Alison Anawe, a line supervisor at SolTuna for 15 years, says she and her colleagues used to feel ill-equipped to deal with these issues.

“Before I didn’t really understand that domestic violence is a crime,” Anawe says. “Sometimes we used to just ignore the workers because we didn’t really understand their problems, but now we understand, and we can help.”

The fewer women showed up to work, the less fish SolTuna could process, says manager Suzy Aquino.

With IFC’s support, SolTuna also rolled out a financial literacy training program, in which more than 60 percent of the workforce participated. It has helped employees learn to budget, save, and understand their pay slips—as well as the company’s bonus program, which incentivizes good attendance.

There’s no shortage of women now willing to speak about the benefits of financial literacy. Mary Geri, who works on the production line, has saved enough to set up a small trade store in a nearby village, selling rice, biscuits, and other goods. The mother of three—whose eldest is also an employee at SolTuna—says her husband now works “for her” in the store. Geri continues to save, keeping the money in a locked box at home. She’s thrown away the key and plans to break the box open at year’s end.

A Comprehensive Approach Pays Off

The combined effect of helping women address domestic violence, providing training in financial literacy, and creating jobs for women in higher paying, non-traditional roles has helped SolTuna cut absenteeism by more than one third.

“Before I didn’t really understand that domestic violence is a crime.”

— Alison Anawe, production line supervisor at SolTuna

Previously, SolTuna’s women workers were most visible in the office or on the production line. The company has more than doubled the number of women in jobs traditionally held by men. And women are now in four of the five top positions in production and quality control.

“A diesel fitter, a plumber, an electrician—all women,” says SolTuna’s managing director, Adrian Wickham. “We invest heavily in their training and we are seeing the benefits.”

SolTuna has more than doubled the number of women in jobs traditionally held by men.

The company has also developed new export markets, including the United States, and has expanded its workforce to more than 2,000 employees, from 1,800 a few years ago.   

The ripple effect reaches other businesses. Fifteen of the largest companies in Solomon Islands, which collectively employ more than 6,000 workers, have now committed to promoting gender equality in the workplace through a program known as Waka Mere (“She Works” in the local language). This two-year initiative, launched by IFC in 2017 in collaboration with the Solomon Islands Chamber of Commerce and Industry, recognizes the many benefits of empowering women. It is supported by the governments of Australia and New Zealand.

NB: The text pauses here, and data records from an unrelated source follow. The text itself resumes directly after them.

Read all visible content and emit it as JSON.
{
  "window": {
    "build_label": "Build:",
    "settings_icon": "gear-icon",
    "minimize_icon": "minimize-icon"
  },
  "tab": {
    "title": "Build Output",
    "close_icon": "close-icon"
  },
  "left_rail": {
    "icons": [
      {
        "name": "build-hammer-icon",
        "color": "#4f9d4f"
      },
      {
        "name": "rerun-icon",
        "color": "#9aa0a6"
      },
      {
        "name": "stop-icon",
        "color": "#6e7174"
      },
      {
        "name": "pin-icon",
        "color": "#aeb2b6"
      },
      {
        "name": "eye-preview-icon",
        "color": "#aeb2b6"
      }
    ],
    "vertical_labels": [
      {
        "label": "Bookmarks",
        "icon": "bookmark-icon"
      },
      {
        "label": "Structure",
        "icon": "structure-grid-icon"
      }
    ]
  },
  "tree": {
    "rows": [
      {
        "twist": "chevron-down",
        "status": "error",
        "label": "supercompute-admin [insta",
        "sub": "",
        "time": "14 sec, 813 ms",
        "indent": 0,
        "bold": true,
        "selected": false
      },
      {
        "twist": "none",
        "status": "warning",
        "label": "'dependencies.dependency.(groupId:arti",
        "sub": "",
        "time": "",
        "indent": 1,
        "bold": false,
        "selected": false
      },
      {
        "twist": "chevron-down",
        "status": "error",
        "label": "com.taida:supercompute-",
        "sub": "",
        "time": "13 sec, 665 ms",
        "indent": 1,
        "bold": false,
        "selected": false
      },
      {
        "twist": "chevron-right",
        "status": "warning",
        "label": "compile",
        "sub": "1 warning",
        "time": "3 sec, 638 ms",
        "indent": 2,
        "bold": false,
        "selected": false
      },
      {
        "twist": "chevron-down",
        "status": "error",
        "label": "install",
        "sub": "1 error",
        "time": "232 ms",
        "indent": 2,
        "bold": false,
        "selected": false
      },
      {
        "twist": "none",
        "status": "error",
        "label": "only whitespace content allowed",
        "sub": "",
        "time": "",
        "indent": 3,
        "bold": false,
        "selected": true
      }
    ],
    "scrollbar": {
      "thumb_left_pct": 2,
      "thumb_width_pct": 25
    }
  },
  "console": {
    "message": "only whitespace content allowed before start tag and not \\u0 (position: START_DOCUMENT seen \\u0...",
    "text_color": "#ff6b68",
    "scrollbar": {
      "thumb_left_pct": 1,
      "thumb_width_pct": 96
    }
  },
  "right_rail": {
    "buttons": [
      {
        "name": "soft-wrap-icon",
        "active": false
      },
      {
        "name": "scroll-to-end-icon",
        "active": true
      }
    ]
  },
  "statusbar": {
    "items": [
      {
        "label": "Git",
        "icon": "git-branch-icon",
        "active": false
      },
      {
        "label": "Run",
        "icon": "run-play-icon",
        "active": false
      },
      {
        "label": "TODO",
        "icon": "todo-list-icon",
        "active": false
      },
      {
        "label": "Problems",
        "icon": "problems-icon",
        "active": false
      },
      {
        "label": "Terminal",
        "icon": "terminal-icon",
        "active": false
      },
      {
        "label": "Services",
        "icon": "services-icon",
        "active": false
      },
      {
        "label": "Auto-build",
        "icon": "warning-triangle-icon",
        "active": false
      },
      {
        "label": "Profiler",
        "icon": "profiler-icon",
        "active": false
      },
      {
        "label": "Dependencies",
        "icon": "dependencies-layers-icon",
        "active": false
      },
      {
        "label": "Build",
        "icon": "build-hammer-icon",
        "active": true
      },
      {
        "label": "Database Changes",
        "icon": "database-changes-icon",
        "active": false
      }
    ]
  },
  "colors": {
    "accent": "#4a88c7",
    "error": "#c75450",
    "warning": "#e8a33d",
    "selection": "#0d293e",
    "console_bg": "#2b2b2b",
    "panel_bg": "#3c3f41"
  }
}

“Attitudes continue to be slow to change in patriarchal societies like Solomon Islands,” says Atenasi Ata, chief executive officer of the Solomon Islands Chamber of Commerce and Industry. “But we are seeing the clear signs of change. Women are ready and able to embrace that change to the benefit of not only themselves, but their communities and the country.”

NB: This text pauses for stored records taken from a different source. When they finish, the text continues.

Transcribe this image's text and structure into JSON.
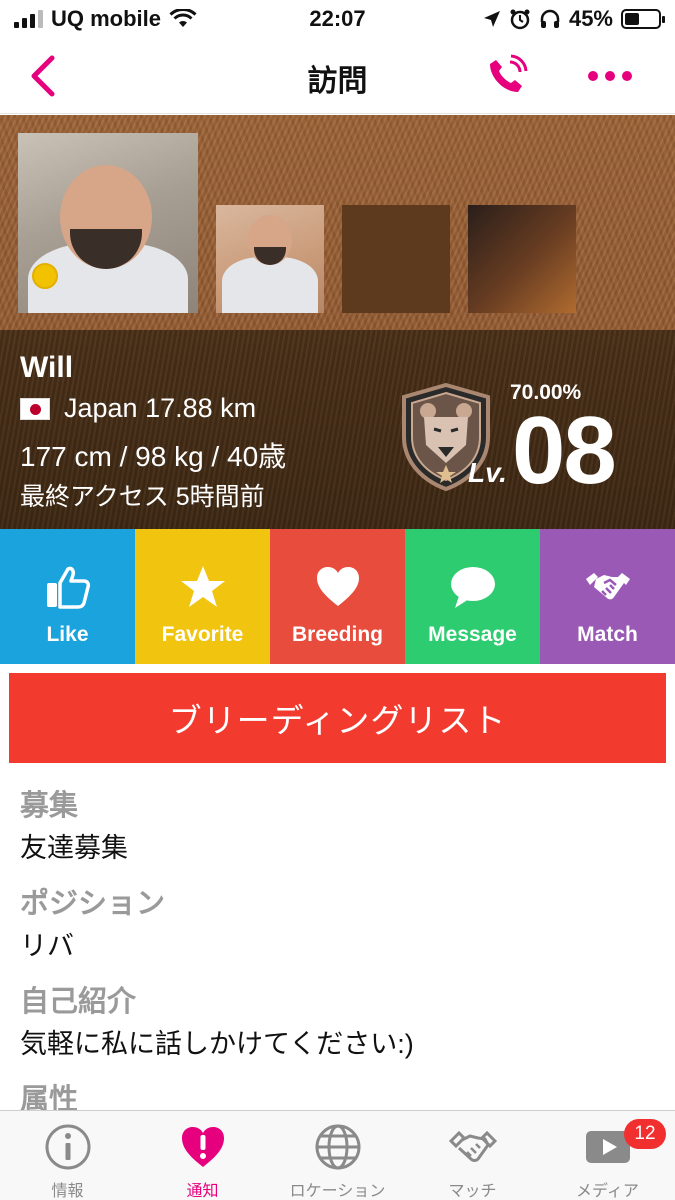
{
  "status_bar": {
    "carrier": "UQ mobile",
    "time": "22:07",
    "battery": "45%",
    "battery_level": 0.45
  },
  "nav": {
    "title": "訪問",
    "icons": {
      "back": "chevron-left-icon",
      "call": "phone-icon",
      "more": "more-dots-icon"
    }
  },
  "profile": {
    "name": "Will",
    "location": "Japan 17.88 km",
    "body": "177 cm / 98 kg / 40歳",
    "last_access": "最終アクセス 5時間前",
    "online": true,
    "locked_count": "2",
    "level_percent": "70.00%",
    "level_label": "Lv.",
    "level": "08",
    "colors": {
      "wood": "#9c6236",
      "dark_wood": "#4a3018",
      "online_dot": "#f2c200"
    }
  },
  "actions": [
    {
      "label": "Like",
      "icon": "thumbs-up-icon",
      "color": "#1aa3dd"
    },
    {
      "label": "Favorite",
      "icon": "star-icon",
      "color": "#f1c40f"
    },
    {
      "label": "Breeding",
      "icon": "heart-icon",
      "color": "#e74c3c"
    },
    {
      "label": "Message",
      "icon": "chat-bubble-icon",
      "color": "#2ecc71"
    },
    {
      "label": "Match",
      "icon": "handshake-icon",
      "color": "#9b59b6"
    }
  ],
  "breeding_list_button": "ブリーディングリスト",
  "details": [
    {
      "label": "募集",
      "value": "友達募集"
    },
    {
      "label": "ポジション",
      "value": "リバ"
    },
    {
      "label": "自己紹介",
      "value": "気軽に私に話しかけてください:)"
    },
    {
      "label": "属性",
      "value": ""
    }
  ],
  "tabs": [
    {
      "label": "情報",
      "icon": "info-icon",
      "active": false
    },
    {
      "label": "通知",
      "icon": "alert-heart-icon",
      "active": true
    },
    {
      "label": "ロケーション",
      "icon": "globe-icon",
      "active": false
    },
    {
      "label": "マッチ",
      "icon": "handshake-icon",
      "active": false
    },
    {
      "label": "メディア",
      "icon": "play-icon",
      "active": false,
      "badge": "12"
    }
  ],
  "accent_color": "#e6007e"
}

Join the conversation: #Invest4Tomorrow

Published in March 2019